[Material for this task — start]

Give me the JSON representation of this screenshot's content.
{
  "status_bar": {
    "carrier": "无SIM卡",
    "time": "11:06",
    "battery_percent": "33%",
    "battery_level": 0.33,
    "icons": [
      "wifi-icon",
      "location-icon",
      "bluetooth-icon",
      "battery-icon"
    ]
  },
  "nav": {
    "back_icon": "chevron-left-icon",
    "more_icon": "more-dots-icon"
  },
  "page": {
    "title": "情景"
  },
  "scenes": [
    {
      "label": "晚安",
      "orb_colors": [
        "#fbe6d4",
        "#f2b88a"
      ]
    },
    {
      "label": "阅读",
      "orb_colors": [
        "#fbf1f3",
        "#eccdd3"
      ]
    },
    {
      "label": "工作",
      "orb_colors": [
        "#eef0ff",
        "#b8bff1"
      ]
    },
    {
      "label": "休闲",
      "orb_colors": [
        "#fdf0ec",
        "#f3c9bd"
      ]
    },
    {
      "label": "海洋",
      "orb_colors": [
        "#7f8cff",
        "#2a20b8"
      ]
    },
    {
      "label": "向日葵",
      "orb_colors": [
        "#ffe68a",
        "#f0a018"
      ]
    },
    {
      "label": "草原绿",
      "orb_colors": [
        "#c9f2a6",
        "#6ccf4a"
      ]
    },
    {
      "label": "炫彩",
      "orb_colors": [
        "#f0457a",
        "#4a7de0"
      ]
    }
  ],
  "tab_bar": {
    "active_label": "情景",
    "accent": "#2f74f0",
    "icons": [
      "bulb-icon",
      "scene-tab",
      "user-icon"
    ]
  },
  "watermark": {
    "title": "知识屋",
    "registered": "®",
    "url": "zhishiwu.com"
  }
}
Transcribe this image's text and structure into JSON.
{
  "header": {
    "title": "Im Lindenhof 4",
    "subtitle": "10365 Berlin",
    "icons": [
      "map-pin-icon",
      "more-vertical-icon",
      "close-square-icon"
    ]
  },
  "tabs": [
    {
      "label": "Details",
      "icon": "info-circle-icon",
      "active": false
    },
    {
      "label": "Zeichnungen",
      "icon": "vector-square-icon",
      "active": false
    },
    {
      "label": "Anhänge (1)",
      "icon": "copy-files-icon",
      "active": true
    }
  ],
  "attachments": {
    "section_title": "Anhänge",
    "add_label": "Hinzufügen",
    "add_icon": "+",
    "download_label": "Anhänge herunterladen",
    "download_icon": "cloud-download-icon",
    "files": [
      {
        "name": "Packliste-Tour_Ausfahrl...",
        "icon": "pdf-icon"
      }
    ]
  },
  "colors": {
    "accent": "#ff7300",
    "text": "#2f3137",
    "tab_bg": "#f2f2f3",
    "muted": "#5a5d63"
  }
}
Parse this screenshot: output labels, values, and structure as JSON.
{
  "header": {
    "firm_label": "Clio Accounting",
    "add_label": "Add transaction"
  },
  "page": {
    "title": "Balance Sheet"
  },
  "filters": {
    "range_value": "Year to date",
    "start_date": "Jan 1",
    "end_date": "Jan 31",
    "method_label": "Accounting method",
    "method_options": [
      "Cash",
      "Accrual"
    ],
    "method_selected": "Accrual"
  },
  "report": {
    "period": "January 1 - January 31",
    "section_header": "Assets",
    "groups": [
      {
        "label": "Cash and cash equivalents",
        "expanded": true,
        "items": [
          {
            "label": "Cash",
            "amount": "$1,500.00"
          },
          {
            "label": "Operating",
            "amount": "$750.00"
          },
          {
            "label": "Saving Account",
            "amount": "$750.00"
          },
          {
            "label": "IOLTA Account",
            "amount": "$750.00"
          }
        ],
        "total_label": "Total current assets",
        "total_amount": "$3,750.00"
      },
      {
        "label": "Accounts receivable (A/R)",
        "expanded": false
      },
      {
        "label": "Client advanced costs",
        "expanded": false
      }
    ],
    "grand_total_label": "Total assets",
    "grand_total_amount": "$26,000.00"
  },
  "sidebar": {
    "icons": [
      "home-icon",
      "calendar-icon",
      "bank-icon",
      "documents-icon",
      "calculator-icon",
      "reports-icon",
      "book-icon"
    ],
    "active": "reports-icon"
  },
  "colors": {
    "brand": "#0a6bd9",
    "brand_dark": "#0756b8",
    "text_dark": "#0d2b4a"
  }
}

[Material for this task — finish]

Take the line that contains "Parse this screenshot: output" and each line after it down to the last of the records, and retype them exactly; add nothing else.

- Output below -
Parse this screenshot: output labels, values, and structure as JSON.
{
  "header": {
    "firm_label": "Clio Accounting",
    "add_label": "Add transaction"
  },
  "page": {
    "title": "Balance Sheet"
  },
  "filters": {
    "range_value": "Year to date",
    "start_date": "Jan 1",
    "end_date": "Jan 31",
    "method_label": "Accounting method",
    "method_options": [
      "Cash",
      "Accrual"
    ],
    "method_selected": "Accrual"
  },
  "report": {
    "period": "January 1 - January 31",
    "section_header": "Assets",
    "groups": [
      {
        "label": "Cash and cash equivalents",
        "expanded": true,
        "items": [
          {
            "label": "Cash",
            "amount": "$1,500.00"
          },
          {
            "label": "Operating",
            "amount": "$750.00"
          },
          {
            "label": "Saving Account",
            "amount": "$750.00"
          },
          {
            "label": "IOLTA Account",
            "amount": "$750.00"
          }
        ],
        "total_label": "Total current assets",
        "total_amount": "$3,750.00"
      },
      {
        "label": "Accounts receivable (A/R)",
        "expanded": false
      },
      {
        "label": "Client advanced costs",
        "expanded": false
      }
    ],
    "grand_total_label": "Total assets",
    "grand_total_amount": "$26,000.00"
  },
  "sidebar": {
    "icons": [
      "home-icon",
      "calendar-icon",
      "bank-icon",
      "documents-icon",
      "calculator-icon",
      "reports-icon",
      "book-icon"
    ],
    "active": "reports-icon"
  },
  "colors": {
    "brand": "#0a6bd9",
    "brand_dark": "#0756b8",
    "text_dark": "#0d2b4a"
  }
}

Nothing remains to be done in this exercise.